(Items from an interface collection)

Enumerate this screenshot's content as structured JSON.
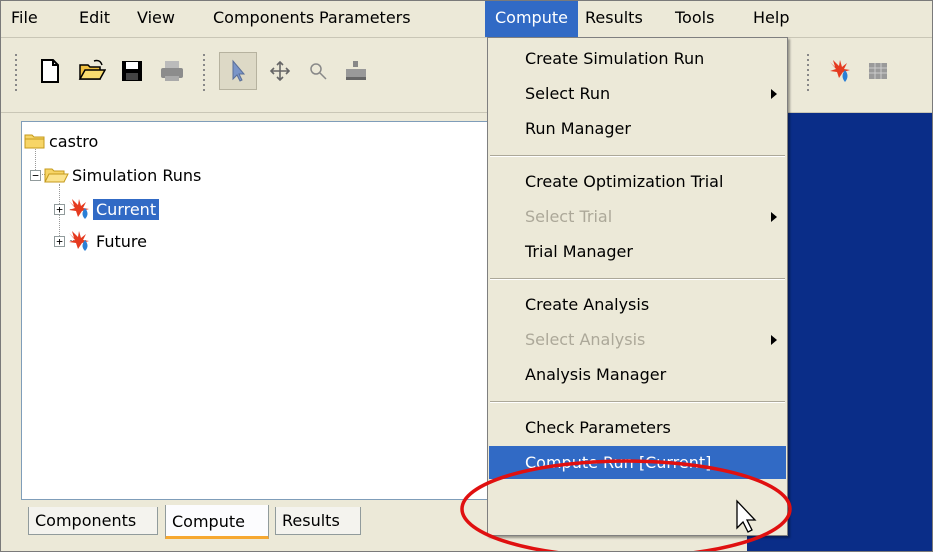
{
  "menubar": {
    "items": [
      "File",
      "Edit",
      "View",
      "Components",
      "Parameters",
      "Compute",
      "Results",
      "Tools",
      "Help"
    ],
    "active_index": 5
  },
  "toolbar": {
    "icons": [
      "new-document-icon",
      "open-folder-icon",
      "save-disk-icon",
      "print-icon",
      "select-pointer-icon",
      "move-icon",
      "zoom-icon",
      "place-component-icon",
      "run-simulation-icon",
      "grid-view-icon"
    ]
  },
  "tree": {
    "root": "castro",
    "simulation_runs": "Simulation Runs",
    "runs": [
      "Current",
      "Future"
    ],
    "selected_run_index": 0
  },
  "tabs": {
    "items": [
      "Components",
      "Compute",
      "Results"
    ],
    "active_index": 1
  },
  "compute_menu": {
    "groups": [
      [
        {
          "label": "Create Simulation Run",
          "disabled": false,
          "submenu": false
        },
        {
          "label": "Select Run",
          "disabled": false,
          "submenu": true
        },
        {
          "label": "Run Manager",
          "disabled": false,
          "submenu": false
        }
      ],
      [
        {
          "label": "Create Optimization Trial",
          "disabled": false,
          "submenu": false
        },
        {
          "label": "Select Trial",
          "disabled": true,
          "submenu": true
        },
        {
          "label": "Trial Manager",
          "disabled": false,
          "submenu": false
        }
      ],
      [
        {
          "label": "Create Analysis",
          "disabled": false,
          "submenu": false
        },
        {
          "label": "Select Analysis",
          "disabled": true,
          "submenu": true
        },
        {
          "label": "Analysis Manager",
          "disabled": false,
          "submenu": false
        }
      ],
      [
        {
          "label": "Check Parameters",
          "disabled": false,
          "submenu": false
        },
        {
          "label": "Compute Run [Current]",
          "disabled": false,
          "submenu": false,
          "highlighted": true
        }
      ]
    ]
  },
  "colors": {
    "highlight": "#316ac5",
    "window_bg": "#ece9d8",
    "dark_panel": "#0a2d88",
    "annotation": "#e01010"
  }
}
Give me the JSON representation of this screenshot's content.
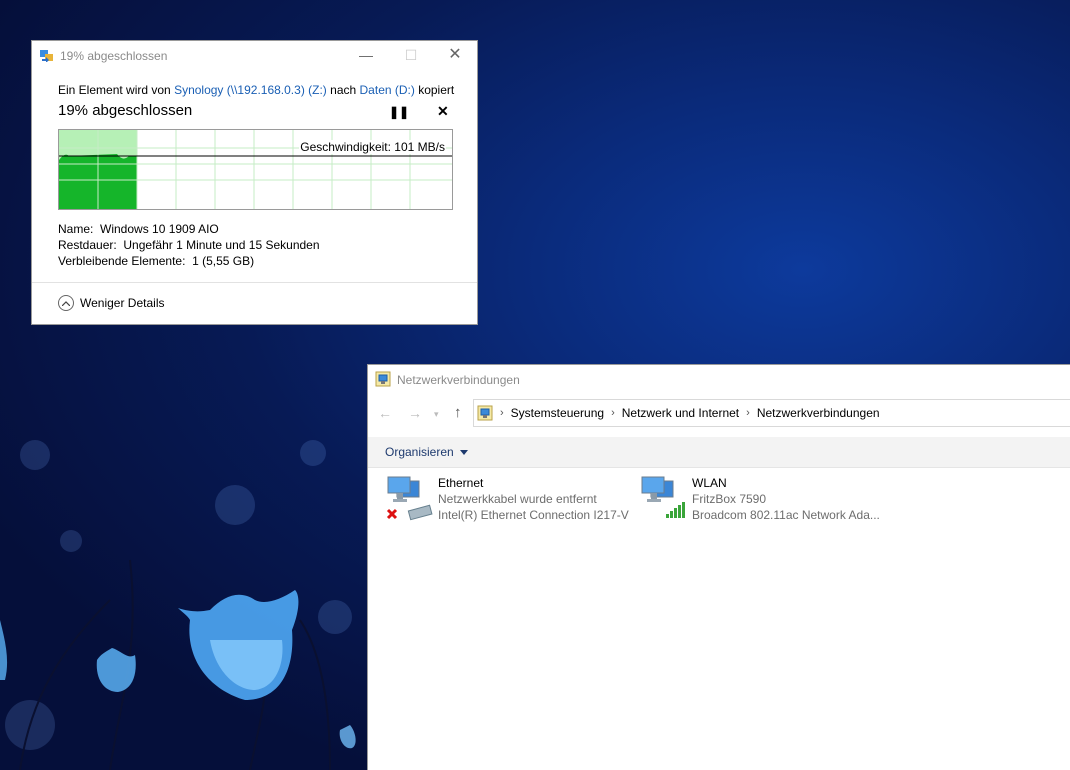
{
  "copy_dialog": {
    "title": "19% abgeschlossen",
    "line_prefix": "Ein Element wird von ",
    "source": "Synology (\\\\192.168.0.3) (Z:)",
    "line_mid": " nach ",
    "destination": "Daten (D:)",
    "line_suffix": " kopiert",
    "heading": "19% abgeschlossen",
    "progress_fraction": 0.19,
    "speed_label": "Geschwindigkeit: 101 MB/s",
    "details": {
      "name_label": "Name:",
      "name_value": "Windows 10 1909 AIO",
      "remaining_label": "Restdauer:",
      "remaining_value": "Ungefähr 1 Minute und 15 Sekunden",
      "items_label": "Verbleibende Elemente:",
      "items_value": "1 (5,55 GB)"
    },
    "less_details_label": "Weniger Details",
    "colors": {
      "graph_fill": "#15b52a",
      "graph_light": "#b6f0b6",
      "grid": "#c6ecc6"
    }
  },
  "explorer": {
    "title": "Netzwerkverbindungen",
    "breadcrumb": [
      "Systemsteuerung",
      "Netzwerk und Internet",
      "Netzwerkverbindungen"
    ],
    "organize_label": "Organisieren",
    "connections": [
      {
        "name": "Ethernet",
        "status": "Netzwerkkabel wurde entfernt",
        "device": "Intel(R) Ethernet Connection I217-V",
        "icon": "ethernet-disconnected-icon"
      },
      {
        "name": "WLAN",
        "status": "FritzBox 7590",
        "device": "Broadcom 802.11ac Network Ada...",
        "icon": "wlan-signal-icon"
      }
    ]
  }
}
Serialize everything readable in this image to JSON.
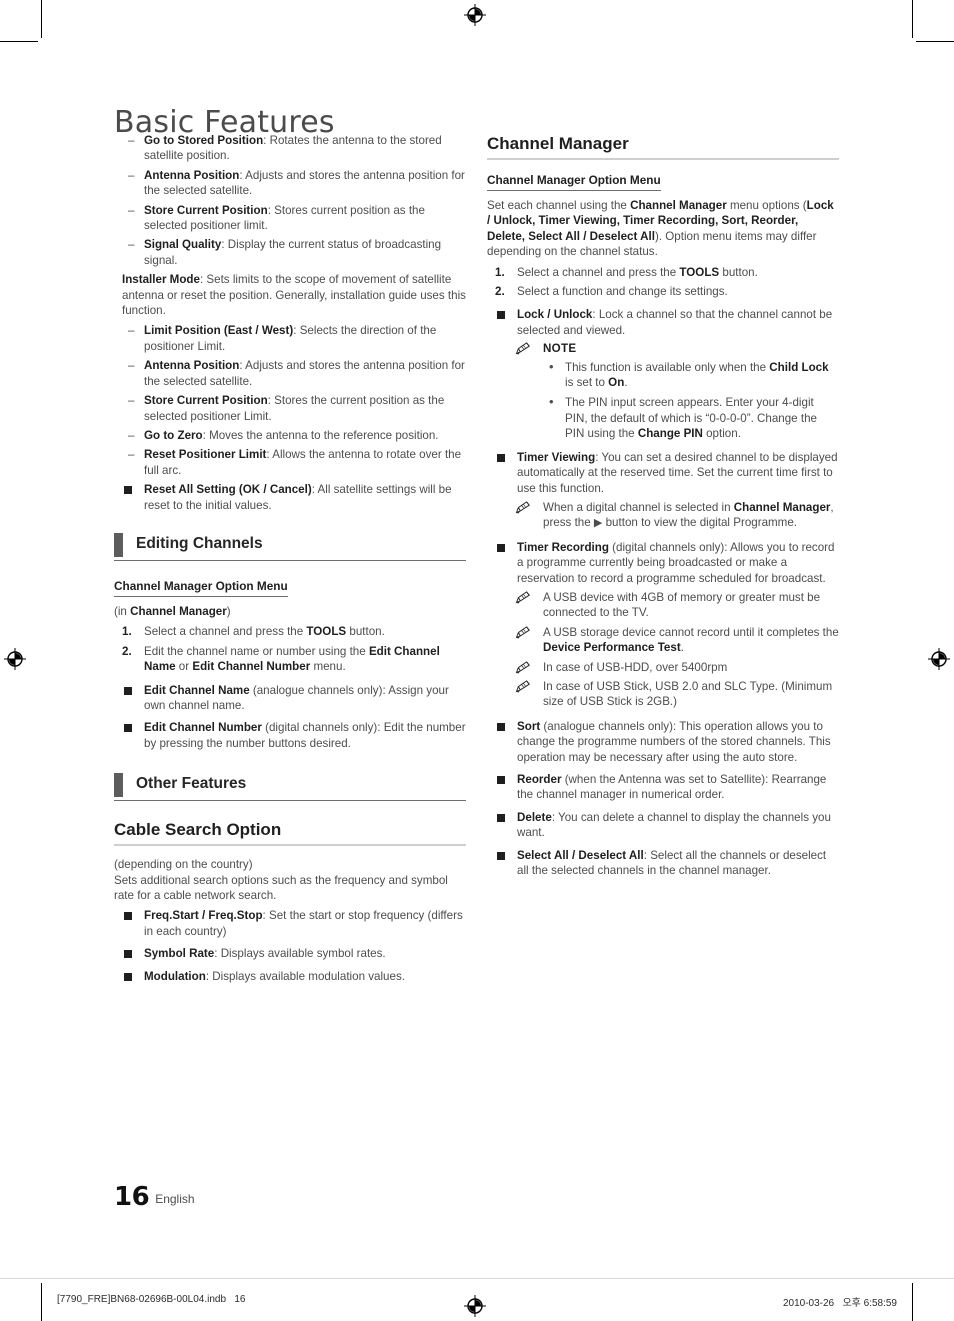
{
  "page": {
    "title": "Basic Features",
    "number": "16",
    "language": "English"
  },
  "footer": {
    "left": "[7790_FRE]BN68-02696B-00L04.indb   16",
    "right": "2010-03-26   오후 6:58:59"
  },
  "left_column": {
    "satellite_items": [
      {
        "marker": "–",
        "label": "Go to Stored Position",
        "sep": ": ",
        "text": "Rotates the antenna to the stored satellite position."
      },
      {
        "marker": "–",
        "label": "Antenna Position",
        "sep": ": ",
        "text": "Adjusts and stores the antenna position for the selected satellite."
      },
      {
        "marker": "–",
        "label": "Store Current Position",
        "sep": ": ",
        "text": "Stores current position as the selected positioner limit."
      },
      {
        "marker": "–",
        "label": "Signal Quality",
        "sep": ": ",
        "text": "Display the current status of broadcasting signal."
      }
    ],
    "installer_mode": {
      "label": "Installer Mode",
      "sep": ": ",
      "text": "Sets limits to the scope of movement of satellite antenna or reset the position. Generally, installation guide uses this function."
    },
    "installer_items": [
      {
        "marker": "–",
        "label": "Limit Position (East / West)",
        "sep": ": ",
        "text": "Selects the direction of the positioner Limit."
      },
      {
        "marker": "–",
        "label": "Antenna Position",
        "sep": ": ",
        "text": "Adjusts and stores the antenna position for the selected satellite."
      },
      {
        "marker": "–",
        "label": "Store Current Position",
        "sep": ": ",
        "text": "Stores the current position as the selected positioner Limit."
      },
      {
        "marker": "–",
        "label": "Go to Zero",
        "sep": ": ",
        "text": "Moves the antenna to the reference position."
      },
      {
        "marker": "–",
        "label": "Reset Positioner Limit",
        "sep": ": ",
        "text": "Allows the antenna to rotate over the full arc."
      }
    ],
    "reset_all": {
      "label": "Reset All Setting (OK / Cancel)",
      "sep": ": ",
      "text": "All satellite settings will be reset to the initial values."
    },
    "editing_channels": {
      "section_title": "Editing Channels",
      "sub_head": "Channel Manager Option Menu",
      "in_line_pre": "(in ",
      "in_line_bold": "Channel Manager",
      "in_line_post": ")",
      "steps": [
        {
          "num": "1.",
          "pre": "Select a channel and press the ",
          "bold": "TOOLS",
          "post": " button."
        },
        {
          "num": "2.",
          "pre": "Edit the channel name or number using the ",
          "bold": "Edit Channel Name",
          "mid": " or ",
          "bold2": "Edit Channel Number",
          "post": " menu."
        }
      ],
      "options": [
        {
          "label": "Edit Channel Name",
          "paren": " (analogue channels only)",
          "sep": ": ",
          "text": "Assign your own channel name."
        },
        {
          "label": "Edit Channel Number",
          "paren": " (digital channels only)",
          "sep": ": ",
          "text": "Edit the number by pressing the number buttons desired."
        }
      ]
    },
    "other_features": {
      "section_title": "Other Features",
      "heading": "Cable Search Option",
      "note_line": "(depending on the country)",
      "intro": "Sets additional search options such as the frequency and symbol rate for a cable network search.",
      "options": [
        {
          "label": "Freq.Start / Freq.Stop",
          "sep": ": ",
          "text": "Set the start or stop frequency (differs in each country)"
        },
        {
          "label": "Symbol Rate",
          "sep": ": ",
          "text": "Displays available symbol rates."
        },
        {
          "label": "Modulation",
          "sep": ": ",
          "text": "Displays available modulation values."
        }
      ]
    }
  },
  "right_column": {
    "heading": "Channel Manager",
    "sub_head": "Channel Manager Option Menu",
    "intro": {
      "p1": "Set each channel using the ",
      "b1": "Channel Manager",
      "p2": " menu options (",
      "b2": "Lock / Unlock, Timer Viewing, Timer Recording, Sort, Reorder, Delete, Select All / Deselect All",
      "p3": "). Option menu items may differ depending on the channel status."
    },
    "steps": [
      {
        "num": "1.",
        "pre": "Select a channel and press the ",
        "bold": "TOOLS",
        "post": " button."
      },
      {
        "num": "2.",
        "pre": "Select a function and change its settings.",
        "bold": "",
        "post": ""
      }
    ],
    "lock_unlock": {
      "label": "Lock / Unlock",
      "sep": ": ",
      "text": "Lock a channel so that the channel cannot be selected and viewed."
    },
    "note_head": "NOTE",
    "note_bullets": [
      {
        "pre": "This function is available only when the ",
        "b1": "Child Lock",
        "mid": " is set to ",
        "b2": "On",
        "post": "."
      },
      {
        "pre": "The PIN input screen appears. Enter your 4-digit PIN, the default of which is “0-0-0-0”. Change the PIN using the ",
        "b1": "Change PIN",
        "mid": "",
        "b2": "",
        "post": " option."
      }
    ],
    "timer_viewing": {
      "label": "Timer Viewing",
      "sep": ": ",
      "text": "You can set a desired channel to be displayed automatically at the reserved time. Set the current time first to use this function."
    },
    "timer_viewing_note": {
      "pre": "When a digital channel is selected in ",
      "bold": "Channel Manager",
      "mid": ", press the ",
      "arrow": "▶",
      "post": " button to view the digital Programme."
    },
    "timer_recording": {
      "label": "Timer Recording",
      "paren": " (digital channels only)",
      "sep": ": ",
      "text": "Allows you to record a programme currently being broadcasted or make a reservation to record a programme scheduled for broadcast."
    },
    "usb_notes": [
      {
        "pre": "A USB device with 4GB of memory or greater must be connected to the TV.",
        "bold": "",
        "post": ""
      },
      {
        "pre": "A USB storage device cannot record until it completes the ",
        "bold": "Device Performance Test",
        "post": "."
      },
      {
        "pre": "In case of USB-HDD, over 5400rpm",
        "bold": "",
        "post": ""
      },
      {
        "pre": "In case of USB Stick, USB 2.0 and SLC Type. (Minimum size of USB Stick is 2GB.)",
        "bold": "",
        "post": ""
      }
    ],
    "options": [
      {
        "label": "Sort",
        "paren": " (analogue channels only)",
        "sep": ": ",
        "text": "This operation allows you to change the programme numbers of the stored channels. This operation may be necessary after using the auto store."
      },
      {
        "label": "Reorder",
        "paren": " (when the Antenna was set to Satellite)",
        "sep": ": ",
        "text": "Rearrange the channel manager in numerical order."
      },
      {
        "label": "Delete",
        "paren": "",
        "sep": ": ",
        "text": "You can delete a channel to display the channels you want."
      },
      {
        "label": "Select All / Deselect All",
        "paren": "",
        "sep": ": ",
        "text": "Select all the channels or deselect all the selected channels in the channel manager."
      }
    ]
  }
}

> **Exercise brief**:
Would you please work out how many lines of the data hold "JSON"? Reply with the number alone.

> **Finished task**:
3